- _Your instructions_: Across the lines of the records below, how many have the string "ASSEM" in them? Answer with the number alone.

^^^^

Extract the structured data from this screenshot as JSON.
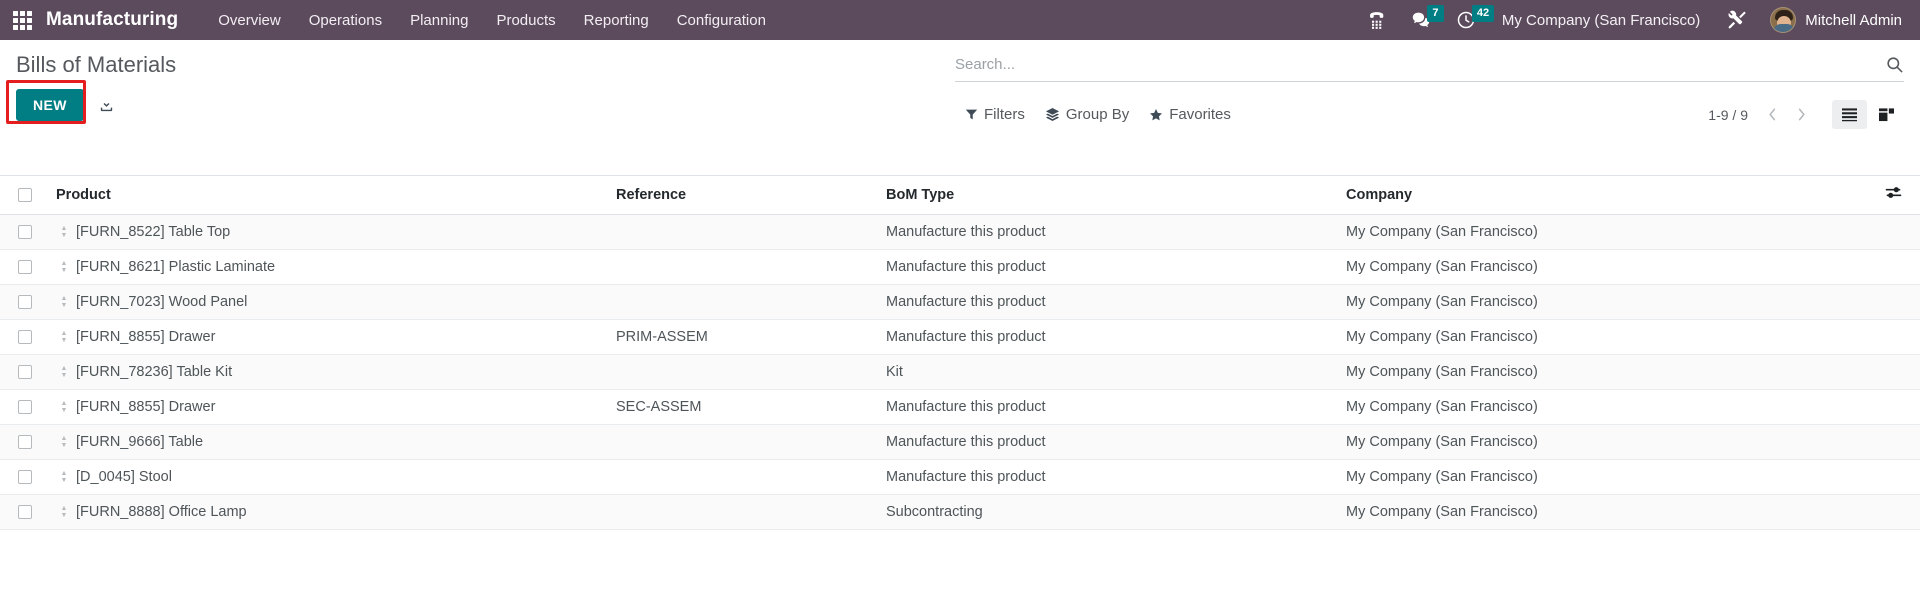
{
  "navbar": {
    "apps_icon": "apps-grid-icon",
    "brand": "Manufacturing",
    "menu": [
      {
        "label": "Overview"
      },
      {
        "label": "Operations"
      },
      {
        "label": "Planning"
      },
      {
        "label": "Products"
      },
      {
        "label": "Reporting"
      },
      {
        "label": "Configuration"
      }
    ],
    "systray": {
      "dialpad_icon": "dialpad-icon",
      "messages_icon": "chat-bubble-icon",
      "messages_count": "7",
      "activities_icon": "clock-icon",
      "activities_count": "42",
      "company": "My Company (San Francisco)",
      "tools_icon": "wrench-screwdriver-icon",
      "user": "Mitchell Admin",
      "avatar": "user-avatar"
    },
    "colors": {
      "bar_bg": "#5C4A5D",
      "badge_bg": "#017E84"
    }
  },
  "control_panel": {
    "title": "Bills of Materials",
    "new_label": "NEW",
    "import_icon": "import-download-icon",
    "highlight_color": "#e41e1e",
    "new_button_color": "#017E84",
    "search": {
      "placeholder": "Search...",
      "value": "",
      "search_icon": "magnifier-icon"
    },
    "dropdowns": [
      {
        "label": "Filters",
        "icon": "filter-funnel-icon"
      },
      {
        "label": "Group By",
        "icon": "layers-icon"
      },
      {
        "label": "Favorites",
        "icon": "star-icon"
      }
    ],
    "pager": {
      "value": "1-9 / 9",
      "prev_icon": "chevron-left-icon",
      "next_icon": "chevron-right-icon"
    },
    "views": [
      {
        "name": "list",
        "icon": "list-view-icon",
        "active": true
      },
      {
        "name": "kanban",
        "icon": "kanban-view-icon",
        "active": false
      }
    ]
  },
  "list": {
    "columns": [
      {
        "key": "product",
        "label": "Product"
      },
      {
        "key": "reference",
        "label": "Reference"
      },
      {
        "key": "bom_type",
        "label": "BoM Type"
      },
      {
        "key": "company",
        "label": "Company"
      }
    ],
    "optional_columns_icon": "sliders-toggle-icon",
    "select_all_checkbox": "select-all",
    "rows": [
      {
        "product": "[FURN_8522] Table Top",
        "reference": "",
        "bom_type": "Manufacture this product",
        "company": "My Company (San Francisco)"
      },
      {
        "product": "[FURN_8621] Plastic Laminate",
        "reference": "",
        "bom_type": "Manufacture this product",
        "company": "My Company (San Francisco)"
      },
      {
        "product": "[FURN_7023] Wood Panel",
        "reference": "",
        "bom_type": "Manufacture this product",
        "company": "My Company (San Francisco)"
      },
      {
        "product": "[FURN_8855] Drawer",
        "reference": "PRIM-ASSEM",
        "bom_type": "Manufacture this product",
        "company": "My Company (San Francisco)"
      },
      {
        "product": "[FURN_78236] Table Kit",
        "reference": "",
        "bom_type": "Kit",
        "company": "My Company (San Francisco)"
      },
      {
        "product": "[FURN_8855] Drawer",
        "reference": "SEC-ASSEM",
        "bom_type": "Manufacture this product",
        "company": "My Company (San Francisco)"
      },
      {
        "product": "[FURN_9666] Table",
        "reference": "",
        "bom_type": "Manufacture this product",
        "company": "My Company (San Francisco)"
      },
      {
        "product": "[D_0045] Stool",
        "reference": "",
        "bom_type": "Manufacture this product",
        "company": "My Company (San Francisco)"
      },
      {
        "product": "[FURN_8888] Office Lamp",
        "reference": "",
        "bom_type": "Subcontracting",
        "company": "My Company (San Francisco)"
      }
    ]
  }
}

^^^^

- _Output of the task_: 2